*** MATERIAL PROVIDED

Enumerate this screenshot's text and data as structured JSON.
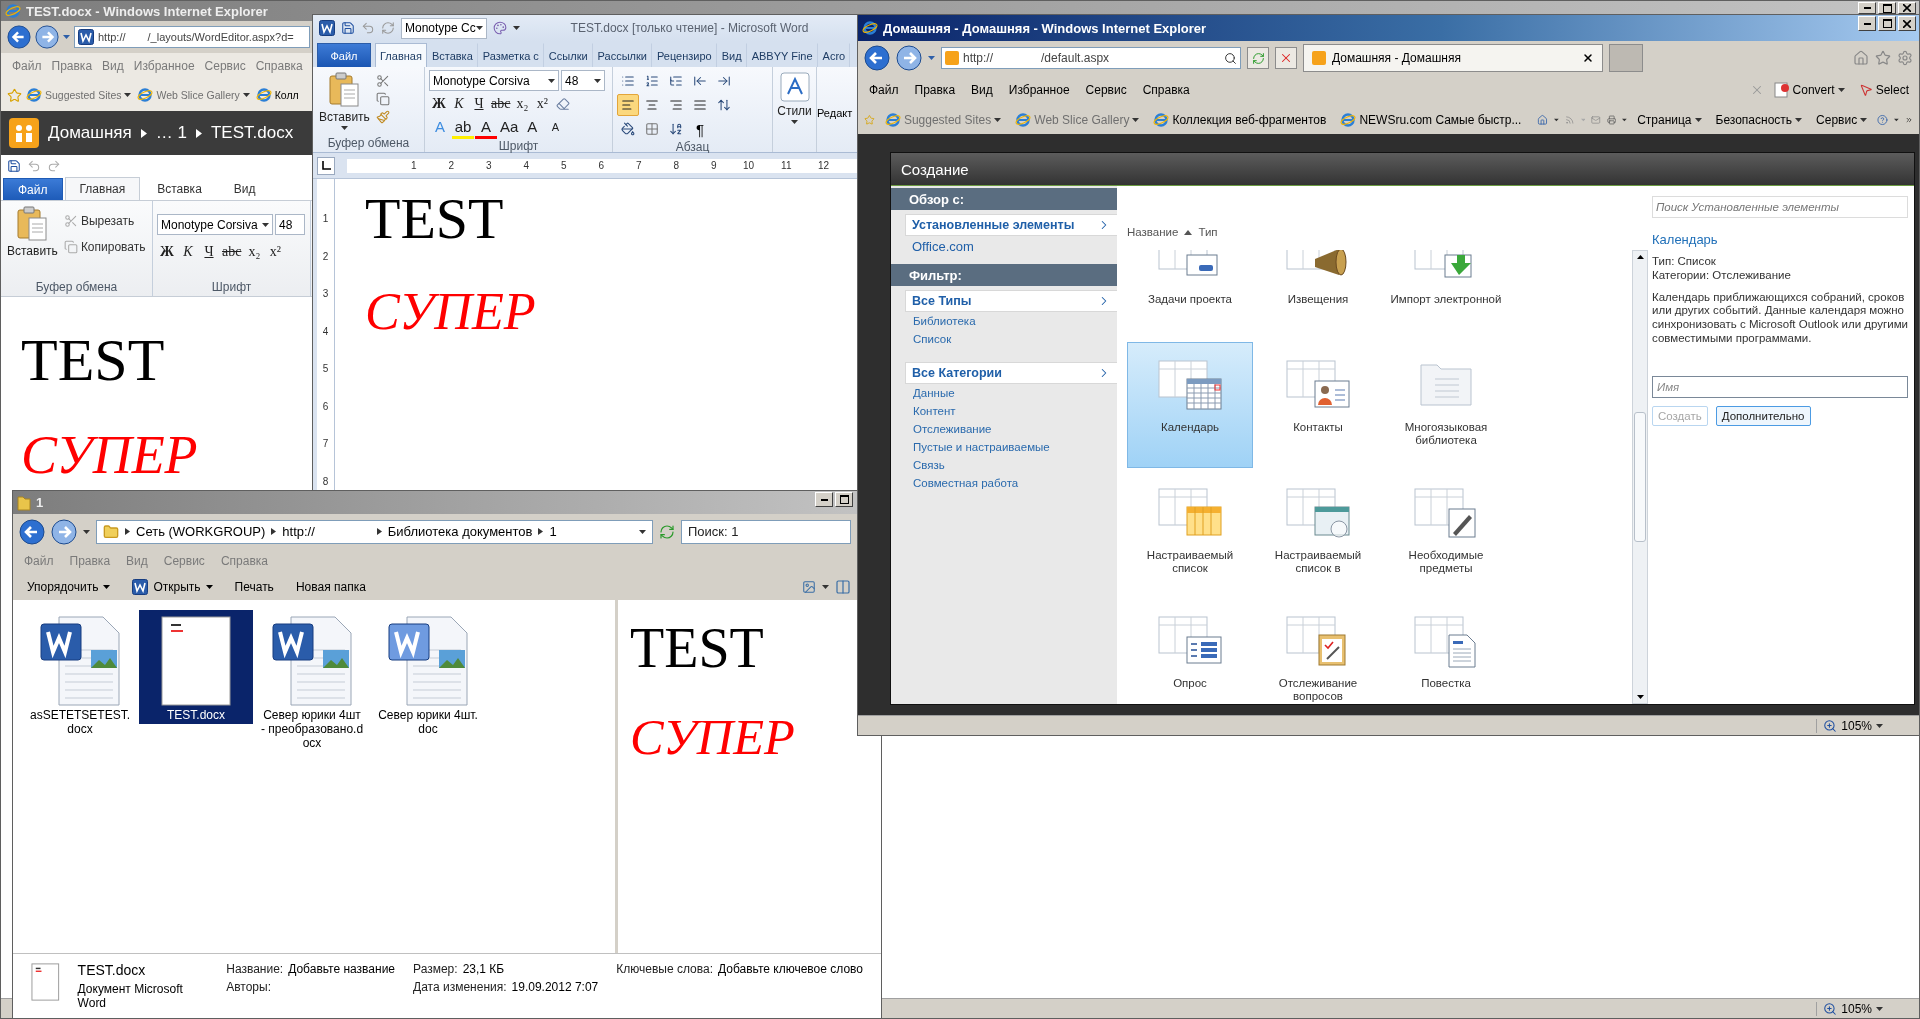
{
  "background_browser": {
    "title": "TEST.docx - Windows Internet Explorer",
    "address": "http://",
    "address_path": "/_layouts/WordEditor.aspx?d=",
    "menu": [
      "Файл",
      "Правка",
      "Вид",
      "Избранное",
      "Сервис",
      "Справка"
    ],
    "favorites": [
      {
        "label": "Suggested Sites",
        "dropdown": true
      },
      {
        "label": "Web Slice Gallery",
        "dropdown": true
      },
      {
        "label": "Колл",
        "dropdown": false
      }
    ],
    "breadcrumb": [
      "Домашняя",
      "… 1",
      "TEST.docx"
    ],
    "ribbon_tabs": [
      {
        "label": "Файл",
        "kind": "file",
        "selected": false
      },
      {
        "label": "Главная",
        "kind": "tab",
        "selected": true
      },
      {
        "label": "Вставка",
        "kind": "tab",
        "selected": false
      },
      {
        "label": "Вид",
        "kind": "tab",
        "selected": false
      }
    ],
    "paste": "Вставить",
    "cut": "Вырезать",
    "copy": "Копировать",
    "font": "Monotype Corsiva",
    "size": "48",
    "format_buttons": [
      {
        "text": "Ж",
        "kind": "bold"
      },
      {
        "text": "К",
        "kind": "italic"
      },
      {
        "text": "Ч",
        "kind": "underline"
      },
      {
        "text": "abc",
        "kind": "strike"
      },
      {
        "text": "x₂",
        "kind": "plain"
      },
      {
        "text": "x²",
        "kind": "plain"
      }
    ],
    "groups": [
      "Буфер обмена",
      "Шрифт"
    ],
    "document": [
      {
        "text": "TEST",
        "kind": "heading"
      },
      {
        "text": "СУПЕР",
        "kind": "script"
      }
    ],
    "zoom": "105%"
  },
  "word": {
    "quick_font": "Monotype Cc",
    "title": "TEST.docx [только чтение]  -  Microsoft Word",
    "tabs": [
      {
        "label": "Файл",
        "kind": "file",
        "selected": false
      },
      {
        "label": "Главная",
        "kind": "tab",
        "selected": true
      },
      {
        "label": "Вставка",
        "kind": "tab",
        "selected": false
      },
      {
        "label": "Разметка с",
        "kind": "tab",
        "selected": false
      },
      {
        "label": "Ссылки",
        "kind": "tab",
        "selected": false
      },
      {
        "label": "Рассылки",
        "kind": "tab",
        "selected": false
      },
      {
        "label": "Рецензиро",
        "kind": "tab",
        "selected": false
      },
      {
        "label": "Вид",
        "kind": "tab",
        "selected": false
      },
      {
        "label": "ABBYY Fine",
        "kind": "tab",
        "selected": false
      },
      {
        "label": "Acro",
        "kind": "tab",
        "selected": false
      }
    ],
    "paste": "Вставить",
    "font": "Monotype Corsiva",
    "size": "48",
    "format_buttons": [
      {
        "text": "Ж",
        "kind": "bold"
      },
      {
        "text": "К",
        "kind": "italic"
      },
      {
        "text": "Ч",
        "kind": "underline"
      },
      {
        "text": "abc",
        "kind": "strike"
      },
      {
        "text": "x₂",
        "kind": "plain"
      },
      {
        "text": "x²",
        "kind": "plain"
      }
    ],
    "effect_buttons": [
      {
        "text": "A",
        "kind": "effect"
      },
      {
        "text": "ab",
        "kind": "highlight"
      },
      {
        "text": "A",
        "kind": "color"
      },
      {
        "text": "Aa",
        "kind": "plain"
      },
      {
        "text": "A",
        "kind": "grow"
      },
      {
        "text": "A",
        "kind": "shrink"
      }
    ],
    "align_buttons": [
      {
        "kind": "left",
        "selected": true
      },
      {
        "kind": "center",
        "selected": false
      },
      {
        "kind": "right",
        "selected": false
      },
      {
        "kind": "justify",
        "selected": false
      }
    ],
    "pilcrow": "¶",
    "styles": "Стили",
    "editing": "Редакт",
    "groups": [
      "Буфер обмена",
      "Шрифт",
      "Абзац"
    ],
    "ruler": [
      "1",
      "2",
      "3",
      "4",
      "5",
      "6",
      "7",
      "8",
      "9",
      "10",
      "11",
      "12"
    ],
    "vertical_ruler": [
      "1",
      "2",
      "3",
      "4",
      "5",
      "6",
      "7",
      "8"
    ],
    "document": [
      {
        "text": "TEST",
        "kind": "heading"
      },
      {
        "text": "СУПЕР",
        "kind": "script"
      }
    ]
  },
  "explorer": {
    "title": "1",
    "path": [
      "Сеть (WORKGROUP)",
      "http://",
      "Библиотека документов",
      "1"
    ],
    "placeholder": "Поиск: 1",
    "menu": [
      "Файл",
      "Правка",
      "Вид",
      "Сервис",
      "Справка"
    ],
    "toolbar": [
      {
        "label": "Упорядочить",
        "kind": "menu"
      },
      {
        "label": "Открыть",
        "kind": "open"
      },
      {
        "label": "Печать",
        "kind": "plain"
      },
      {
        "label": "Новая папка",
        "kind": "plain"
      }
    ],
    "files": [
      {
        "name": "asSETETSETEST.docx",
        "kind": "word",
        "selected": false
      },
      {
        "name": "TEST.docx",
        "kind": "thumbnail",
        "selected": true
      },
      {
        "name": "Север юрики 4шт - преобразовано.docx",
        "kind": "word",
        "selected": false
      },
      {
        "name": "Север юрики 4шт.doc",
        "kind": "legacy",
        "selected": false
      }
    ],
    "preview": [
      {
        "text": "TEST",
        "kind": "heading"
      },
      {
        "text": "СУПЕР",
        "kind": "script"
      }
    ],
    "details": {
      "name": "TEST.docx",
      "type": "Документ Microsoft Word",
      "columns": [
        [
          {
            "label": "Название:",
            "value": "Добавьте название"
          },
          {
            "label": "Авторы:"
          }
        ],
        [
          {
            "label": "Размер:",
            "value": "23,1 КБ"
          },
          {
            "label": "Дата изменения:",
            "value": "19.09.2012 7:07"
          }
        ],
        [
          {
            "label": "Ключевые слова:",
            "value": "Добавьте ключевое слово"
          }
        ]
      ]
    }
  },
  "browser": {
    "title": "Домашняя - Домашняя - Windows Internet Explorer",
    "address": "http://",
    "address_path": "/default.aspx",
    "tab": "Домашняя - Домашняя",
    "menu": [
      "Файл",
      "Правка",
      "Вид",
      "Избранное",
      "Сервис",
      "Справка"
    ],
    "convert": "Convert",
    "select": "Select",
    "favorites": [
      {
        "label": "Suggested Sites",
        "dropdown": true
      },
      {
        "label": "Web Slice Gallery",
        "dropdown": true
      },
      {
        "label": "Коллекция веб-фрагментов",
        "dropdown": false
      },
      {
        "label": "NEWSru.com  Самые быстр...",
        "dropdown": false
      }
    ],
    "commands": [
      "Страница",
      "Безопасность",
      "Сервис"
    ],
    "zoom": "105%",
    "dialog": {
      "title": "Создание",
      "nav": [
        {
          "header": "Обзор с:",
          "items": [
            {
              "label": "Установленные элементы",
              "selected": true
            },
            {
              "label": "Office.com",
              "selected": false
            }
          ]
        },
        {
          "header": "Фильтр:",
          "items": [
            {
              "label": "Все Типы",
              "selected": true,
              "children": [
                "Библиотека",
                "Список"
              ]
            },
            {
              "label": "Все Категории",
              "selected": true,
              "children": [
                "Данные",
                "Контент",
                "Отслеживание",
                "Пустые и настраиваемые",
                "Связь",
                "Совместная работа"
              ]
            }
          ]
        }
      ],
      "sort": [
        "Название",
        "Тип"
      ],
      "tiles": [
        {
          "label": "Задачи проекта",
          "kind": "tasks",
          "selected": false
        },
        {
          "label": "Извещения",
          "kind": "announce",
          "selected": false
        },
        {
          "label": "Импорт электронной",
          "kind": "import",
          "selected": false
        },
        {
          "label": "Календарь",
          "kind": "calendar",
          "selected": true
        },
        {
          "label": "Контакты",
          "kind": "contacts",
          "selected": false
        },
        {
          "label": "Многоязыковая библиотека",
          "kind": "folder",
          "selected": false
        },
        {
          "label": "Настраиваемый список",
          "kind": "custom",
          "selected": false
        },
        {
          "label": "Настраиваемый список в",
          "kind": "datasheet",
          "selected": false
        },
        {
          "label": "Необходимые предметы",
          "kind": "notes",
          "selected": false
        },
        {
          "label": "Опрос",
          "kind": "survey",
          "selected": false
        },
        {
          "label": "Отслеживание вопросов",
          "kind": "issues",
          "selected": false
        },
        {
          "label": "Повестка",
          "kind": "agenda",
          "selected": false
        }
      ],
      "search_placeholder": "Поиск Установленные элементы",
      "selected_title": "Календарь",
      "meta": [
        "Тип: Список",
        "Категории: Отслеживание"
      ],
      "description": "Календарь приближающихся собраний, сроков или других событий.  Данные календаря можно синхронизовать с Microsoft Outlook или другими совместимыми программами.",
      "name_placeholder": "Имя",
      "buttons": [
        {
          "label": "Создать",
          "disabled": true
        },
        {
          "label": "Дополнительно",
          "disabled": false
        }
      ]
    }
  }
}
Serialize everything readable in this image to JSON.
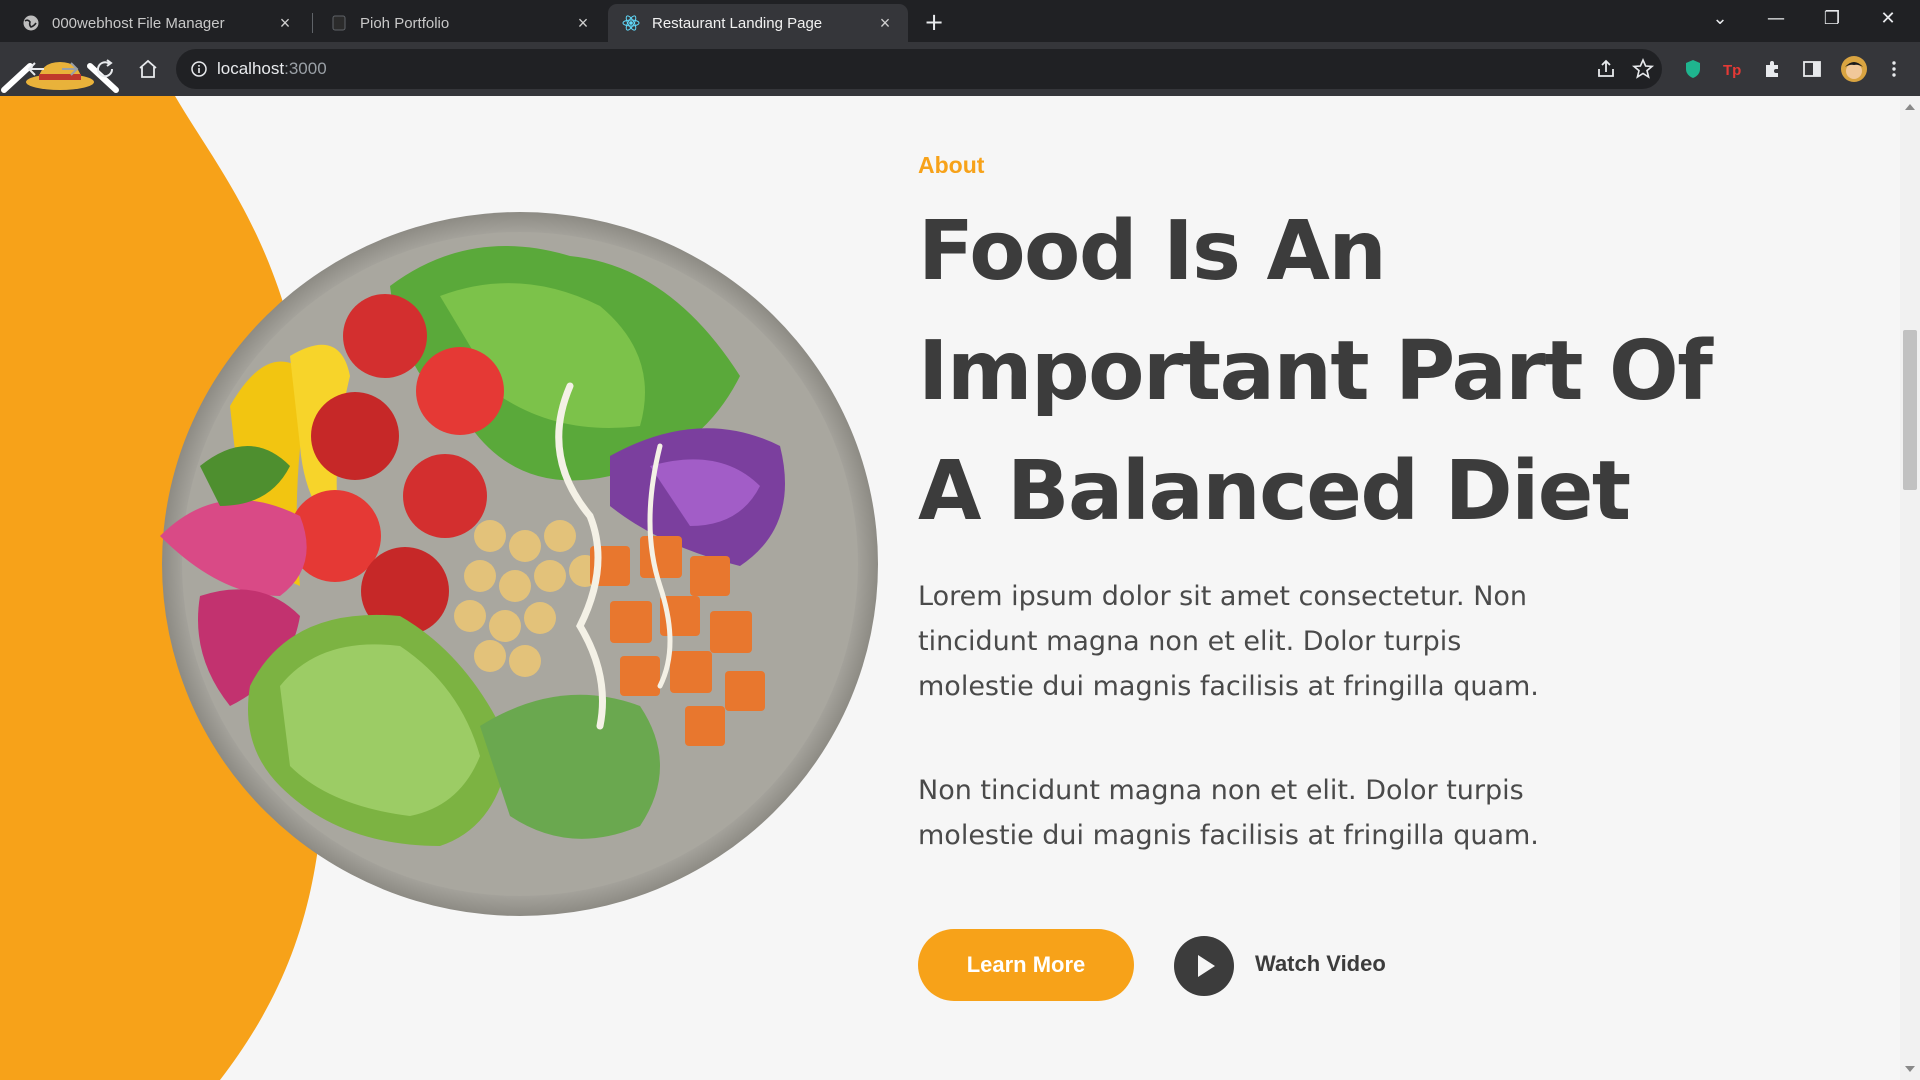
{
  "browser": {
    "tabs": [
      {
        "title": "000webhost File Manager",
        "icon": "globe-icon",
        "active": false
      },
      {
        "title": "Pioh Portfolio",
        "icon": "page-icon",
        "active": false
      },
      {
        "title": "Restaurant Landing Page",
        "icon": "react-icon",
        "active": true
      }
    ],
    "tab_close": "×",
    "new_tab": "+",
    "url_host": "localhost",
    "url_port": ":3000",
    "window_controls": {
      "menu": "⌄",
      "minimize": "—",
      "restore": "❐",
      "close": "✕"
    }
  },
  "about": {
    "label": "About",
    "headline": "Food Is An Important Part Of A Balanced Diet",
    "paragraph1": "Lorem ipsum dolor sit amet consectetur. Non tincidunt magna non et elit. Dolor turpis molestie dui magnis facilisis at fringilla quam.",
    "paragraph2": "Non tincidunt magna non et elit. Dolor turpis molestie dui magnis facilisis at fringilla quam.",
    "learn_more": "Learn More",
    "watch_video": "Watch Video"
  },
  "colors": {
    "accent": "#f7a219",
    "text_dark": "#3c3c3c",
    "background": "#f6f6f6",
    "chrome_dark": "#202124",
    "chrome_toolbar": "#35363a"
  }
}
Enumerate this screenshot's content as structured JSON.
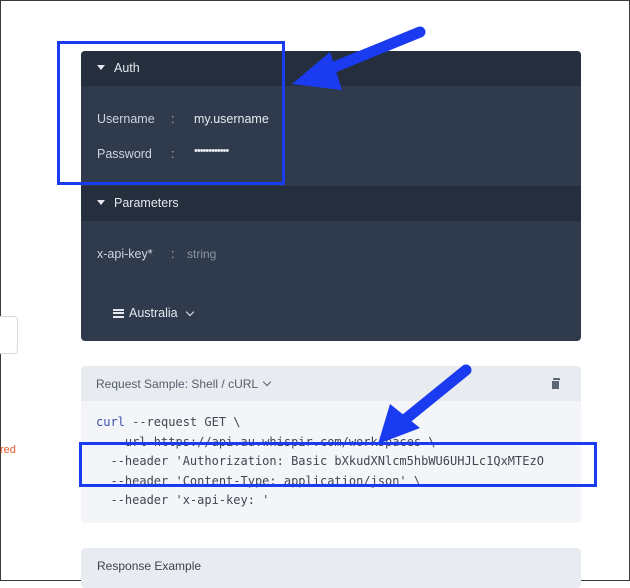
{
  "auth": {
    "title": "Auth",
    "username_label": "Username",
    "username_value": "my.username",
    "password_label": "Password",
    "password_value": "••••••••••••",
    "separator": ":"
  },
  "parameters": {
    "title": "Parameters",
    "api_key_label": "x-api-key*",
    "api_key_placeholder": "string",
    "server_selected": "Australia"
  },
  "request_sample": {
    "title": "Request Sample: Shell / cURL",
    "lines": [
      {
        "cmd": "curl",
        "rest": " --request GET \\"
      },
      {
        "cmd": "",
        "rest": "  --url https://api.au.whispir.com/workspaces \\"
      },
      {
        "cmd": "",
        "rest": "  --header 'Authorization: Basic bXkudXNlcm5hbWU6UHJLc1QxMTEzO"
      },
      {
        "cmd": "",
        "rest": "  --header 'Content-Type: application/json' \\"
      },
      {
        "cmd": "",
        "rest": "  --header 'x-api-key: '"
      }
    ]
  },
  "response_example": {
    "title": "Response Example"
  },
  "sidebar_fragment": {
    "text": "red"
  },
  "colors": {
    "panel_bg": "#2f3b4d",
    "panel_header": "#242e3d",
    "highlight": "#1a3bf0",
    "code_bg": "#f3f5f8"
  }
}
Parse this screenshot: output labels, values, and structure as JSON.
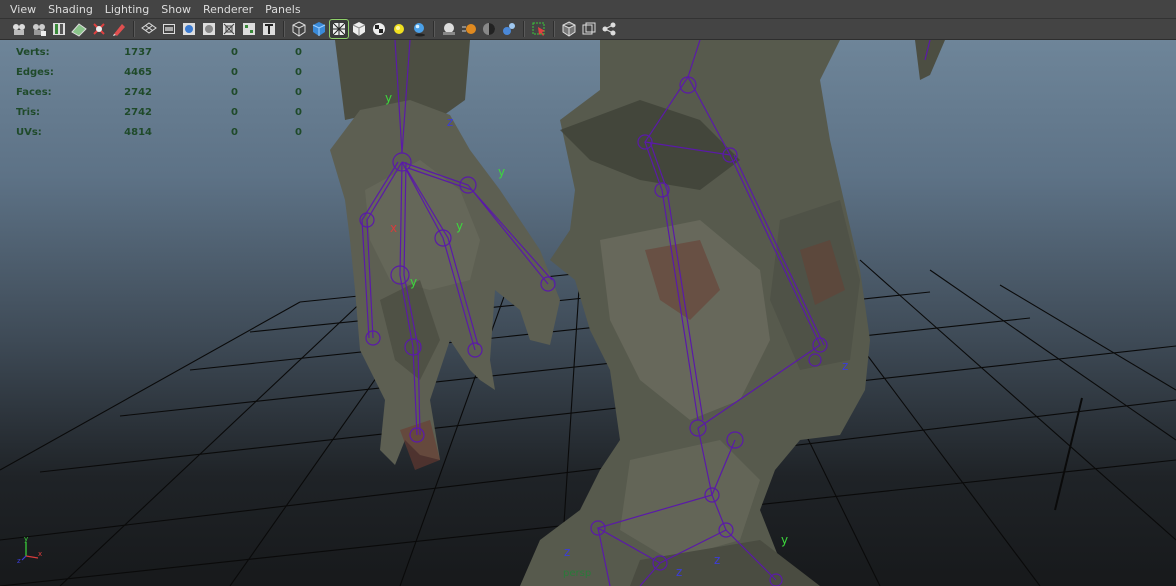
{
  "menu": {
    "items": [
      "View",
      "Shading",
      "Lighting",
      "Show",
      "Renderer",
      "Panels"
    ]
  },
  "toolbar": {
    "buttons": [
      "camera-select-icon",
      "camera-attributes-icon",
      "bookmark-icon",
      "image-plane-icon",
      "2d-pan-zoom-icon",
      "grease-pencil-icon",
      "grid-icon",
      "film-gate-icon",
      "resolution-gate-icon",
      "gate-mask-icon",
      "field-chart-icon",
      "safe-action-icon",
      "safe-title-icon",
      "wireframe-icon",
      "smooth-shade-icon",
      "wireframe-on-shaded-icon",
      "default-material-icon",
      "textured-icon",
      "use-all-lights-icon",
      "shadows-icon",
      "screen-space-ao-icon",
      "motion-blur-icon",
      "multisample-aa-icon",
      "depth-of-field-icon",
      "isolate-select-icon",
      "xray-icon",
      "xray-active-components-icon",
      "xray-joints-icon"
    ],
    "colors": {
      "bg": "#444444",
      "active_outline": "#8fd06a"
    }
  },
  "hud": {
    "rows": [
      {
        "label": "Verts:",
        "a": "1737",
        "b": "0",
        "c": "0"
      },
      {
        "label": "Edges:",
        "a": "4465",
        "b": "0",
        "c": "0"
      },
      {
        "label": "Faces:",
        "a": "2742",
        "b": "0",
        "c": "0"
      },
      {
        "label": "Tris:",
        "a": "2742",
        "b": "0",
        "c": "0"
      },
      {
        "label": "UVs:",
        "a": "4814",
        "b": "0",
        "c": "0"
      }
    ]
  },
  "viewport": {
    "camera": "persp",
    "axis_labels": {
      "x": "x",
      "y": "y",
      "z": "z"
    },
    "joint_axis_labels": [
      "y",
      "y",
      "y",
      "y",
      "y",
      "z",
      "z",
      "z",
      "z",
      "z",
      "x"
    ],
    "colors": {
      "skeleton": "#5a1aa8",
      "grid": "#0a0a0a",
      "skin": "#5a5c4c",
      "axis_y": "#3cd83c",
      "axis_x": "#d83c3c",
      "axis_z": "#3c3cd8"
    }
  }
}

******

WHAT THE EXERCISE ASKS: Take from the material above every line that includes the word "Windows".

REPLY TO THE TASK:
    "title": "TEST.docx - Windows Internet Explorer",
    "title": "Домашняя - Домашняя - Windows Internet Explorer",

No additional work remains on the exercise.